Live Sync, Live Mesh, SkyDrive and why patience is a virtue

There has been some confusion recently about conflicting products and services coming out of the Windows Live group.  There’s a good explanation for the confusion but first to give some context.

Last week the FolderShare team both rebranded and launched a new version named Live Sync.  Here’s what Windows Live Sync is in a nutshell:

  • Live Sync is a released product (albeit beta)
  • Live Sync (FolderShare 2.0) will sync files across PC and Mac so you can get access to your important files on different machines. 
  • You can share files and folders with other people. 

Then there’s also SkyDrive too:

  • SkyDrive is a released service
  • SkyDrive gives you storage on the internet
  • SkyDrive allows you to share your files with other people

So let’s see how that compares to Live Mesh.  Here’s what Live Mesh is in a nutshell:

  • Live Mesh is a beta, Live Framework is in Technology Preview
  • Live Mesh will sync files across your Live Desktop (a desktop in the browser that points to your online storage), PC, Mac, Windows Mobile, and many other devices.
  • You can share files and folders with other people.
  • Live Mesh allows you to remotely control Windows PCs
  • Live Mesh is an app built on technology available in the Live Framework
  • Live Mesh has an App Catalog where developers will be able to release their apps
  • Live Mesh enables developers to create apps that work seamlessly online and offline
  • Live Mesh and Live Framework is useful for all kinds of developers; Web developers, windows developers, mobile developers, device developers.

Whilst there is definitely some cross-over with the three products and services above, hopefully it’s clear to see that there is one which stands out as a longer term platform play.  Place your bets.

Why are we even talking about this though?  Why the cross-over in functionality?  Well it’s due to the Ray Ozzie effect.  It’s a good thing though, only if you understand why it’s happening.  Over the past three years Ozzie has been trying to change the culture of the company to one where Microsoft behaves more like a startup.  In start-up mode, free from the politics and cross-team collaboration, Microsoft’s many product teams are able to innovate much faster, delivering more useful, game changing products and services. 

The drawback is that you lose some of the unification and convergence on a single product.  This problem is amplified now due to the nature of the “perpetual beta” where it’s socially acceptable to release test bits for an app or service.

The recent article on Wired that digs into the man that is Ozzie explains the whole thing very well.  David Treadwell who I work with on Live Services, talks about the transition from Gate’s joined up approach to Ozzie’s startup culture.

Ozzie spent a lot of time crafting a different kind of work environment at Microsoft. "He was very intentional about getting stuff done quickly, focusing on the end customer," Treadwell says.

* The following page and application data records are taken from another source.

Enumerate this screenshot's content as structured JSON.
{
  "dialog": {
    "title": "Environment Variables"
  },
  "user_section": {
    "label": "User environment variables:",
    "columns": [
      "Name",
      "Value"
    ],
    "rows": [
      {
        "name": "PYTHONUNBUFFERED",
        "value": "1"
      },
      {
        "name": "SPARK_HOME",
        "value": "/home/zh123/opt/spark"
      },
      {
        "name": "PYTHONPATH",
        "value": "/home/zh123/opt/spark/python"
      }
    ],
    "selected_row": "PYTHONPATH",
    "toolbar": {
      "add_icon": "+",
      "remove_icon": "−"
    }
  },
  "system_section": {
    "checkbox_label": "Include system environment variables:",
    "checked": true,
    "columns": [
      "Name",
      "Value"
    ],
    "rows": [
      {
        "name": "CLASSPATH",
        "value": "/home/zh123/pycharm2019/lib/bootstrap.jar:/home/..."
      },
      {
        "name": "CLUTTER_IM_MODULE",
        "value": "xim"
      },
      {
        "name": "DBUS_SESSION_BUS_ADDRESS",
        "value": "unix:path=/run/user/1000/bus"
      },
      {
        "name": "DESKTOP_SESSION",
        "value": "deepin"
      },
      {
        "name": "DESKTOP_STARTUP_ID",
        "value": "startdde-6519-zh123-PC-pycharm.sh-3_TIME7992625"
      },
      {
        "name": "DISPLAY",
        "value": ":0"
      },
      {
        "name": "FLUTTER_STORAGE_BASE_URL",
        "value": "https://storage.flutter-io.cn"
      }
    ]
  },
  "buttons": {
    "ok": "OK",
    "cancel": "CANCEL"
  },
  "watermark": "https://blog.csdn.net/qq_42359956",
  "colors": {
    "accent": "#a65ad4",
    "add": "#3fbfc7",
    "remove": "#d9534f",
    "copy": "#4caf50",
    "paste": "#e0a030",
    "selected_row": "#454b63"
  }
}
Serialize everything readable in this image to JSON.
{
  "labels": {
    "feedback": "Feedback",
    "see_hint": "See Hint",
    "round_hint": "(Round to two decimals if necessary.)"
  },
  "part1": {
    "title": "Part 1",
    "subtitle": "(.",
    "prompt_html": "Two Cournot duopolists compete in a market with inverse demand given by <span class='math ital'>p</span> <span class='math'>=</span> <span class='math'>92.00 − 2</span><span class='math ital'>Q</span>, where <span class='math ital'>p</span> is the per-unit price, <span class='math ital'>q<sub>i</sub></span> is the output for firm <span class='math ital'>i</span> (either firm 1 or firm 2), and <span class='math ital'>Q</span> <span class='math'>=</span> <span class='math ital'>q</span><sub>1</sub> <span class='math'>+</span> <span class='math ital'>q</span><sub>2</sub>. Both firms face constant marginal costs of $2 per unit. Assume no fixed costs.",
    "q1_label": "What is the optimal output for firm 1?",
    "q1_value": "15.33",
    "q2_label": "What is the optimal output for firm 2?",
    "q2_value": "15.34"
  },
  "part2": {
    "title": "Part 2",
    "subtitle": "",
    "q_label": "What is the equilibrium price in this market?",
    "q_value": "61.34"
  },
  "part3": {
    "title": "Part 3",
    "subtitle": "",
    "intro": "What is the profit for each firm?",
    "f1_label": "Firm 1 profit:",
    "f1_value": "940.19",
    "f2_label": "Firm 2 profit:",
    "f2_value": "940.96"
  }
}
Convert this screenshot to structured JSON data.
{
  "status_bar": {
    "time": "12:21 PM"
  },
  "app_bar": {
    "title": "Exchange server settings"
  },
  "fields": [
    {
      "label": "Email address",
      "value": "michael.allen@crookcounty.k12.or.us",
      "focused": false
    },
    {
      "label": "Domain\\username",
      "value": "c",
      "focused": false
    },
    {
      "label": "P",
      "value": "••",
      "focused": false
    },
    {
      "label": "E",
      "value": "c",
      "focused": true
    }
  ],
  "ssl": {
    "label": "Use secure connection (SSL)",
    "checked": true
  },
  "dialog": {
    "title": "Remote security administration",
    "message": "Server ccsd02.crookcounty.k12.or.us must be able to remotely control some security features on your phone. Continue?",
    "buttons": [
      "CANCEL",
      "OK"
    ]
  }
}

Previously, a big part of any development team at Microsoft was making sure its new product worked in lockstep with everything else the company produced. This "unification" criterion was something that Gates had always hammered on. But Ozzie saw that while that approach avoided annoying conflicts, it also tended to smother innovation in the cradle. "This philosophy of independent innovation—really making progress before you pursue serious integration, is something Ray pushed very strongly," Treadwell says. Ozzie's approach was to encourage people to rush ahead and build things. Then he'd have a team of what he calls the spacklers fill in the gaps and get things ready for release.

So in summary, we’ve got cross-over because our teams are innovating, trying out different ways of solving complex problems.  It’s all part of the plan.  There will be unification and convergence – bear with us, we appreciate your patience and we promise it will be worth it.